The New Year might have begun with one fiscal cliff avoided (for now maybe) but for one tenant the Old Year appeared to end in free-fall (pending the outcome of an appeal).
The latest* in a long line of cautionary break clause tales to hit the courts, reported by Cripps Harries Hall on their blog, concerns a tenant in Millbank Tower.
The break clause allowed the tenant to break the lease provided it satisfied various conditions including paying the rent up to and including the break date and paying one month's yearly rent as a reverse premium.
In February 2012 the tenant served notice to terminate the lease on 22 August 2012.
In June 2012, it paid a full quarter's rent and the quarterly service charge in advance (the June quarter runs from 24 June to 28 September (inclusive).
In September 2012, the landlord claimed that because the tenant had not also paid an amount equal to one month's rent as a reverse premium the break notice was ineffective.
The tenant claimed that the payment it had made included two months' rent up to and including the break date, and the one month reverse premium.
The court ruled in favour of the landlord, saying a full quarter's rent had to be paid plus the reverse premium of one month's rent.
Unless it succeeds on appeal, the tenant will apparently be liable for rent of almost £1.5 million over the next four years.
I can't comment on the particular facts of the case or the wording of the lease as I've not seen a full report, and anyway it's being appealed so we'll have to wait and see what arguments the tenant makes when the case is fully reported.
As a general point though, we have seen before that unless the lease specifically provides otherwise, there is no general common law right to apportion rent.
So, as a tenant, if your rent is paid quarterly, the break date falls within a quarter, and the lease requires you to pay rent up to the break date, you should pay the quarter's rent in full when it becomes due.
Any arguments over whether you should be reimbursed for the time you've paid for which falls after the break date are best left until after the lease has been successfully terminated.
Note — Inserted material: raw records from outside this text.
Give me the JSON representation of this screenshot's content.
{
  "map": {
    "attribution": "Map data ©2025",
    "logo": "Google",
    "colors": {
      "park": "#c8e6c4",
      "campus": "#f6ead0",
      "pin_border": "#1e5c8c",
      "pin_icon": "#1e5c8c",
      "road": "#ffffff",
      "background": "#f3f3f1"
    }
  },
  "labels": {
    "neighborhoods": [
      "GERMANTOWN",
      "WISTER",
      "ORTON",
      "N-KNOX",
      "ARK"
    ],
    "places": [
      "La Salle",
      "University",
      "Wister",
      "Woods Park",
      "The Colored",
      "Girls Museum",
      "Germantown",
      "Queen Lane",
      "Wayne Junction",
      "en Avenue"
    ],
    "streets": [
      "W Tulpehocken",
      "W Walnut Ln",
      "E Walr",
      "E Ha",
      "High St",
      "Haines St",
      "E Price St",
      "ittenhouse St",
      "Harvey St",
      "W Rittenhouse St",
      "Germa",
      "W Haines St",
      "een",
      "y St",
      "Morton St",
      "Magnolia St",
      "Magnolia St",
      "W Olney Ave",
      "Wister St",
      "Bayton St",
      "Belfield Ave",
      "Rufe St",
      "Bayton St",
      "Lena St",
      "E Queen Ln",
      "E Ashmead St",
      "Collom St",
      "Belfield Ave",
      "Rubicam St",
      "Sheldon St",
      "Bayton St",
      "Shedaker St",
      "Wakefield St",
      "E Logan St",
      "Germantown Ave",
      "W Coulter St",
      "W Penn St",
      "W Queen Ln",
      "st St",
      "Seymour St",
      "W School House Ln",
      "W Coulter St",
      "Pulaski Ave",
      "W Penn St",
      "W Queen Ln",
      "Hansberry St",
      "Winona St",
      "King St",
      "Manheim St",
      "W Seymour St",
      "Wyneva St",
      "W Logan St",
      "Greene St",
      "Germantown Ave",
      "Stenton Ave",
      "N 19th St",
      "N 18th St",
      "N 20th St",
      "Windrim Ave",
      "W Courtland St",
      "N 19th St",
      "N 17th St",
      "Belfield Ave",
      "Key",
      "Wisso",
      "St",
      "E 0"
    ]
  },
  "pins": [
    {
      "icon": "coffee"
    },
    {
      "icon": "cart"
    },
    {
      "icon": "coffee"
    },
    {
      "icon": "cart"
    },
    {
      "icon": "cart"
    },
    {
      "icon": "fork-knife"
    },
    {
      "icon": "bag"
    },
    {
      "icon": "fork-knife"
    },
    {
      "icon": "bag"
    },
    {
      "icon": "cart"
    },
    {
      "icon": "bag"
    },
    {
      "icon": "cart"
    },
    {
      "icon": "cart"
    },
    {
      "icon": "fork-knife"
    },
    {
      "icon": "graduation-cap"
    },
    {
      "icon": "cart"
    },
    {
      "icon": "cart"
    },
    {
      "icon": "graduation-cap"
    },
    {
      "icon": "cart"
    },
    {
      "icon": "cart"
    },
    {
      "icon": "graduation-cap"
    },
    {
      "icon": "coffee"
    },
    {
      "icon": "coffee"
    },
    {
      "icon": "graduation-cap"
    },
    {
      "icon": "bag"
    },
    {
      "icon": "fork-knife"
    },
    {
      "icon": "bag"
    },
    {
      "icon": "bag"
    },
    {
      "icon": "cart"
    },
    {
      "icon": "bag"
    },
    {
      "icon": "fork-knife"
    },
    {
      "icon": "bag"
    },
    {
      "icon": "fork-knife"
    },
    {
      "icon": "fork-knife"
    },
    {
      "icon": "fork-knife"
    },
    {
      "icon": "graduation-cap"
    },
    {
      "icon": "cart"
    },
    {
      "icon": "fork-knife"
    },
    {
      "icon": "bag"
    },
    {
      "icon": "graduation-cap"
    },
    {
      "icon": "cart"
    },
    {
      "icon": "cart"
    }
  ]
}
Even though it might seem expensive to do so at the time, you must follow your lease terms to the letter if you wish to exercise a break, as the amount in question is likely to be far less than the cost of remaining the tenant of property you wanted to leave behind.
The appeal in this latest case is expected to be heard in February 2013 [Update 6/3/13 - the case was settled out of court.]
*Canonical UK Ltd v TST Millbank LLC
Photo by marcella bona via flickr